I have been practicing law for over twenty-two years, and have fielded countless legal questions from clients and prospective clients. Our law office is well-established, with a good reputation, and people feel comfortable calling us with their legal concerns. Many believe that their questions can be answered quickly, for free, and over the phone. This belief is usually incorrect, for a number of reasons.
My actual clients understand that there are few quick answers. They know that I will take all the time needed to properly understand their situation, and to frame a thorough answer. But they only know this from having worked with me before. The people who don’t understand are the ones without a prior history of having worked with a thoughtful lawyer.
One would never expect a doctor to diagnose a rash over the phone, for free, and to prescribe medication for it, without ever having examined the patient. But people expect lawyers to do something similar, and perhaps much more complicated, all the time. In my experience, there is no such thing as a quick question.
If practicing law was easy, many more people would do it. They would not need our years of education and experience in order to give good legal advice. But the legal world doesn’t work that way, which prospective clients find out quickly once they become actual clients and get the benefit of our advice. There are too many potential scenarios, too many issues presented in a given factual situation, too many considerations of long-term strategy or “three-dimensional chess”, and too many aspects of the law which don’t make sense or are counter-intuitive to the layperson, for there to be any such thing as a quick question.
Asking a quick question and expecting a quick answer is an invitation to trouble. If I spend 30 seconds on the phone with someone, do not understand all the relevant facts, and end up giving a quick answer, but a wrong answer, how well have I performed as a lawyer? How will that person feel about having listened to my advice, only to find out later that it was wrong or did not work for the individual’s particular situation? It is not a position in which I want to find myself, nor should the potential client. Besides, sometimes even experienced attorneys need to research the answer to a nuanced question – we are not walking encyclopedias with ready answers to every conceivable legal question.
My personal practice is concentrated in workers’ compensation. I offer free consultations for workers’ compensation cases. You would think I would want to get those consultations over with as quickly as possible, since I’m not getting paid for that time. But my initial consultations almost never end within an hour, and sometimes go closer to two hours. Why? Because I need to ask detailed questions on a wide range of topics in order to fully understand that prospective client’s case, so that I can give the best advice possible. Spending less time means cutting corners, and cutting corners means missing essential facts which might become a surprise during litigation three months down the road.

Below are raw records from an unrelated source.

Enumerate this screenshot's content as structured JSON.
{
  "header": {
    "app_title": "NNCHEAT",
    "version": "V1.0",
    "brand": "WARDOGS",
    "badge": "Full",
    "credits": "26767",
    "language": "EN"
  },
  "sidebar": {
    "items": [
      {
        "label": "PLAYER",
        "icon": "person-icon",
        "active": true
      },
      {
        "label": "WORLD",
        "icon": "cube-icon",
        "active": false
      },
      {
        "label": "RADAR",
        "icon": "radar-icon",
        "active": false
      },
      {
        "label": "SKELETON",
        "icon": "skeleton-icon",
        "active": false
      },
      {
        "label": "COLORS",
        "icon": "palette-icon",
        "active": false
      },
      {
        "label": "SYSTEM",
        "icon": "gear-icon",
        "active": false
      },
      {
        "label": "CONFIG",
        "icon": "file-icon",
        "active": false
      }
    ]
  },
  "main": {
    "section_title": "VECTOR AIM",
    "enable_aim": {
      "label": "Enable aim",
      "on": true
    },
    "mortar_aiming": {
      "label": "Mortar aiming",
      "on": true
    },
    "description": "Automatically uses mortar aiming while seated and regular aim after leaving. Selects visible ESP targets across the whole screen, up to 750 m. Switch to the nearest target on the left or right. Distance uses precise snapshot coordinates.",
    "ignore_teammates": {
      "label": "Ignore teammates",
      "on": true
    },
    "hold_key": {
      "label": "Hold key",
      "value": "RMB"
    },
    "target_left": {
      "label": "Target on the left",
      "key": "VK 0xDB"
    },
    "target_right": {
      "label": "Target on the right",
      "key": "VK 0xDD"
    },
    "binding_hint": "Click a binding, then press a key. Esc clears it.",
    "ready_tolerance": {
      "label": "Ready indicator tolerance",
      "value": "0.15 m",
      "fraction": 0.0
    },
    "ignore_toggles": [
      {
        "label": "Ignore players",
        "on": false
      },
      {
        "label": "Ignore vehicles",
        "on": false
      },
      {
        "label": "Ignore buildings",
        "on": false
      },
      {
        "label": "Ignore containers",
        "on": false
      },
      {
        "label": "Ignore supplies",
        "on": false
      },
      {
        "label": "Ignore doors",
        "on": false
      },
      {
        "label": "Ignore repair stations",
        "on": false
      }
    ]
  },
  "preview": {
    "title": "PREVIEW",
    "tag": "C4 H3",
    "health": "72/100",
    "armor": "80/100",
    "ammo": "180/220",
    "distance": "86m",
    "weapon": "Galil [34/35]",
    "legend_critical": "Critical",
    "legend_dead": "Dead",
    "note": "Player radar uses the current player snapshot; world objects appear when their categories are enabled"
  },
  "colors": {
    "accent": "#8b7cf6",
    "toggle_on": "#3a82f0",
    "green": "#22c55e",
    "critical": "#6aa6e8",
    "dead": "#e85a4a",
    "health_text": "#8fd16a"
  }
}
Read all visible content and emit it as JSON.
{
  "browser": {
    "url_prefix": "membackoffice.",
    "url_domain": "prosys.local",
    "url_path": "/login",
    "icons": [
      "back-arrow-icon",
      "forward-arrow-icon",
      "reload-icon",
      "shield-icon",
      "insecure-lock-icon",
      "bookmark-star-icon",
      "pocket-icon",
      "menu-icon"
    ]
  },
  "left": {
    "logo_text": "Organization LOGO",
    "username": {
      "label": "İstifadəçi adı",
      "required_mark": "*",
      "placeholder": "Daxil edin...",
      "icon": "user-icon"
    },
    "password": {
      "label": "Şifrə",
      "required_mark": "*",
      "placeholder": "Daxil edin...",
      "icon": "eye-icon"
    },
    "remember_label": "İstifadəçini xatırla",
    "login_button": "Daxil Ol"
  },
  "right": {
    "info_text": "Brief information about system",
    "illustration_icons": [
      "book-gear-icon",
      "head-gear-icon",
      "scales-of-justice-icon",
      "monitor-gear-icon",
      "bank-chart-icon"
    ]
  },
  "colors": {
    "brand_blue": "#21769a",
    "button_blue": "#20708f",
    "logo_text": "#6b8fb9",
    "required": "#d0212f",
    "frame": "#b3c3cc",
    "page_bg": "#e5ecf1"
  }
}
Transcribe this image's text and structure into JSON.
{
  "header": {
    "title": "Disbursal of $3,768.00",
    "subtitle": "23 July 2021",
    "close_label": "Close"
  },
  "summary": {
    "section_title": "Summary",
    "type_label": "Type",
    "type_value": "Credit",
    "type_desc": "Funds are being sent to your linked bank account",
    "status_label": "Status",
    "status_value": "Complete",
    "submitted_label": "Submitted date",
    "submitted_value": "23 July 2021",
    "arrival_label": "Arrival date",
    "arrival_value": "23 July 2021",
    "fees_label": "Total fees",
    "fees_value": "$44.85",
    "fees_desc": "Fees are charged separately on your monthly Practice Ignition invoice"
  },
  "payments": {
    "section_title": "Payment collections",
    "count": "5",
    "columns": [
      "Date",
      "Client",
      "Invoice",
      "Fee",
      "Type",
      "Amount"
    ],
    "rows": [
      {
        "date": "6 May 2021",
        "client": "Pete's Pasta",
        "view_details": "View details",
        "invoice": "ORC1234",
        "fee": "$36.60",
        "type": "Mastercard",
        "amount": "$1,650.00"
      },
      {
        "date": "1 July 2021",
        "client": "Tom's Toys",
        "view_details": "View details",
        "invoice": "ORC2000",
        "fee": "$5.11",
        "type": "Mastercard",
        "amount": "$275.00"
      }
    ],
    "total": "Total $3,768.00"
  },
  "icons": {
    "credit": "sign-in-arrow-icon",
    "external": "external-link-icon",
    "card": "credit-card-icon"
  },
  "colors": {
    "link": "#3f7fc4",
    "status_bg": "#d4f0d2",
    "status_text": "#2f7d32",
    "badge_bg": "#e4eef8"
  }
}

For work other than injury cases, our attorneys, like most experienced lawyers, charge a consultation fee. This is a standard practice which reflects both the value of our professional time and the education, experience, and skill which we bring to the conference table. Lawyers know that people looking for free advice are not likely to want to pay the actual legal fees that would be involved in taking on their cases. If someone doesn’t want to pay a consultation fee, why would they want to pay for legal services once the case is underway?
Established lawyers do not take every case for every person who calls on the phone. Most lawyers want to work with clients who appreciate the advice they are receiving, and who are willing to pay a reasonable fee with the expectation that their legal matters will be handled expertly and efficiently. Good lawyers will not want to take people’s money for the sake of making a buck, when those cases do not make financial sense to pursue or when the likelihood of success is minimal. Only a thorough consultation will give the experienced lawyer enough facts to tell if a case is worth pursuing or not. You will want a lawyer who can tell the difference. Be willing to pay for that expert advice up front so that you don’t end up paying much more down the road.
Levi S. Wolf, Esquire is the managing attorney in the Pottstown law firm of Wolf, Baldwin & Associates, P.C., practicing mainly in Montgomery, Berks, and Chester Counties. He was a member of the inaugural class of attorneys who were certified as specialists in the practice of workers’ compensation law by the Pennsylvania Bar Association’s Section on Workers’ Compensation Law as authorized by the Pennsylvania Supreme Court. He can be reached at 610.323.7436, or by e-mail to LWolf@wolfbaldwin.com.